Much of the advice and guidance concerning the quality of pharmaceutical products provided by WHO publications is addressed primarily to drug regulators. It is recognized, however, that many different organizations and individuals are concerned with one or more aspects of the supply of pharmaceutical products and therefore need to understand the concept of quality assurance and its application to pharmaceutical supply systems. The Committee therefore recommended that WHO should consider preparing guidelines for use by organizations and individuals involved in the supply or receipt of purchased or donated pharmaceutical products.
In this context, the Committee took note of guidelines for donors and recipients of pharmaceutical products and guidelines on drug procurement practice prepared respectively by the Christian Medical Commission of the World Council of Churches and the International Pharmaceutical Federation (8,9). These helpful documents, together with others such as the WHO document listing requirements for an emergency health kit (10), could be taken into account in developing authoritative guidance. Appropriate United Nations agencies and nongovernmental organizations should be consulted with the aim of harmonizing policies, for example on the donation of pharmaceutical products.
Within the same general context the Committee endorsed the Secretariat’s proposal to develop guidelines on import procedures for pharmaceutical products.
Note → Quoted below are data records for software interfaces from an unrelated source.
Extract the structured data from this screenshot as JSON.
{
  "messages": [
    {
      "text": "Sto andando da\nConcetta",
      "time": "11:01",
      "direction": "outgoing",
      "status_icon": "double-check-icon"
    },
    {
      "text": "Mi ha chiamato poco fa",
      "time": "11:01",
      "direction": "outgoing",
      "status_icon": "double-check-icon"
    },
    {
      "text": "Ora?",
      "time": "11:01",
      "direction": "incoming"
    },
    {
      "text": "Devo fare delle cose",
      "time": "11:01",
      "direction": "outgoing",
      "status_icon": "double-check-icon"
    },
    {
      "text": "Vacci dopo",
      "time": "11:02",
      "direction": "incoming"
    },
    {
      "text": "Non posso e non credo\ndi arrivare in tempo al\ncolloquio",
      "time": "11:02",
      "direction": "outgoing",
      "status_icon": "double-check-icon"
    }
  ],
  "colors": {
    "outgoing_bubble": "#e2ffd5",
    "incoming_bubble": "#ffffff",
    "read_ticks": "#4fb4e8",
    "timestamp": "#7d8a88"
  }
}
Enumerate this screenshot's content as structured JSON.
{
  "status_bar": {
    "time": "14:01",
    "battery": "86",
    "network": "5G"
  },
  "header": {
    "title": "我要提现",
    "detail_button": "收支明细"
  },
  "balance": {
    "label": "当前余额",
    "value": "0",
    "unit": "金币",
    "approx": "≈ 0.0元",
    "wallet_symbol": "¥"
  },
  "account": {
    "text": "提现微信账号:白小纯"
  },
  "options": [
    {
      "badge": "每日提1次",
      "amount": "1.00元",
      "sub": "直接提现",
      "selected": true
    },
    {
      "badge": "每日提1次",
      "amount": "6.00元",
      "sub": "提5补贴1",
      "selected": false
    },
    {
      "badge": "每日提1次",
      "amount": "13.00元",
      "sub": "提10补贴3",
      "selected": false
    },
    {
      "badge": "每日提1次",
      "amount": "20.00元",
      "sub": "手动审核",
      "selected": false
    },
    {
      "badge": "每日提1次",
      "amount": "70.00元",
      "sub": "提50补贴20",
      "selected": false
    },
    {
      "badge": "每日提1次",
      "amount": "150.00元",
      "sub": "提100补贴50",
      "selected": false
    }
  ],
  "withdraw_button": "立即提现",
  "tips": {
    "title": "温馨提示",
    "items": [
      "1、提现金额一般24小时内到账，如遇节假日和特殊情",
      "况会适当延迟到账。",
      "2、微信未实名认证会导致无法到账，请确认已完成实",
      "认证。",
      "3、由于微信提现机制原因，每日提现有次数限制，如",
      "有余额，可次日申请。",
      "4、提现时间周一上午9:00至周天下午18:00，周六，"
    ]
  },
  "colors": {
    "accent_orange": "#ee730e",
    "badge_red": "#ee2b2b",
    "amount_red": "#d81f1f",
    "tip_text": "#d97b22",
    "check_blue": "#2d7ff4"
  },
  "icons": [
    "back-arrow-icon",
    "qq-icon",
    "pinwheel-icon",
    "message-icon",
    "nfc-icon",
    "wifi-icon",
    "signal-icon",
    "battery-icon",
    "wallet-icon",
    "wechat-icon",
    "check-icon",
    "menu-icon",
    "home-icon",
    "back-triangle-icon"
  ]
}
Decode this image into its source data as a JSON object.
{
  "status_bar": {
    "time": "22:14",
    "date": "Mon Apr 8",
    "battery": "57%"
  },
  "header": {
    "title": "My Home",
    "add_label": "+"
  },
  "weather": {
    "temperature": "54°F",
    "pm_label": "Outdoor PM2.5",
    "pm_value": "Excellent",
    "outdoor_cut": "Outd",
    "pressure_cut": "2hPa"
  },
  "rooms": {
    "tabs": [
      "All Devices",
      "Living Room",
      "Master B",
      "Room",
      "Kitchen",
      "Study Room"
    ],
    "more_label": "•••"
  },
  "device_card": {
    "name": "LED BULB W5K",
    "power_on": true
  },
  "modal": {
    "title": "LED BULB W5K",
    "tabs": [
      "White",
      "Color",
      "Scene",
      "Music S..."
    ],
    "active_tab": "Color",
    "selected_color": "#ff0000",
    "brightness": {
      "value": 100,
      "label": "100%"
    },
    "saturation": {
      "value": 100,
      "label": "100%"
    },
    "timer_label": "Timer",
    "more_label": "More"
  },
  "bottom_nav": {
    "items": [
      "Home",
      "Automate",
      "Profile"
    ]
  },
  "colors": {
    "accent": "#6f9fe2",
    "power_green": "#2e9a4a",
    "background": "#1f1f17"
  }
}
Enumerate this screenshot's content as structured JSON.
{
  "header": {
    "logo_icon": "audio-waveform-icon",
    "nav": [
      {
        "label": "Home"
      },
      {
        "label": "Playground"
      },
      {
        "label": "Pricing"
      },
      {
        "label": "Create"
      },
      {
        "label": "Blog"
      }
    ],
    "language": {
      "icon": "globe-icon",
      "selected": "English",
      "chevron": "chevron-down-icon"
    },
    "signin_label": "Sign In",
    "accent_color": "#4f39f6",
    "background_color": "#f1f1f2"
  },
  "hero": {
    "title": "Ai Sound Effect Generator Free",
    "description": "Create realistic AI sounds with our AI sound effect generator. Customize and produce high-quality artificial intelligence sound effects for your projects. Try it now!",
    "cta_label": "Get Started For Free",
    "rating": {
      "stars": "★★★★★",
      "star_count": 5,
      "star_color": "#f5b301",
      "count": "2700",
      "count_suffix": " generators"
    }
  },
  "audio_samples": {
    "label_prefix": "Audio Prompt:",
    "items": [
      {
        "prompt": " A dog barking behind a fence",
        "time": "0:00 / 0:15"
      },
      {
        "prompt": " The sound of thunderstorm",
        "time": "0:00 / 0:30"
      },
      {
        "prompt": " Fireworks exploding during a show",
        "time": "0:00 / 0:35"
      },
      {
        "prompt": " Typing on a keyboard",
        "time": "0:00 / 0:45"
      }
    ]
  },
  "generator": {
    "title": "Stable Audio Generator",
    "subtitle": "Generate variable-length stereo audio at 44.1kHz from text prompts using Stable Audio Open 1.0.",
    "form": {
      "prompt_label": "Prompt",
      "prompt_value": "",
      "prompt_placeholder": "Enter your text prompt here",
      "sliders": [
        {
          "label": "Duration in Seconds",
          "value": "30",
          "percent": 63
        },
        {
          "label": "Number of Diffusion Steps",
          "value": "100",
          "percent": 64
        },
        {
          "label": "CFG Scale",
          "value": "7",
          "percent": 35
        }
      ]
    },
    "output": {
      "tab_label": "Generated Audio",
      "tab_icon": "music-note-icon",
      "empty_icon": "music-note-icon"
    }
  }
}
Such guidelines would be prepared in consultation with the Customs Co-operation Council, the International Narcotics Control Board and other relevant bodies. It was recognized that the point of entry of products into a country was a key step in the distribution chain. Guidance in this area would complement initiatives such as the joint WHO/UNICEF study referred to in section 8.1.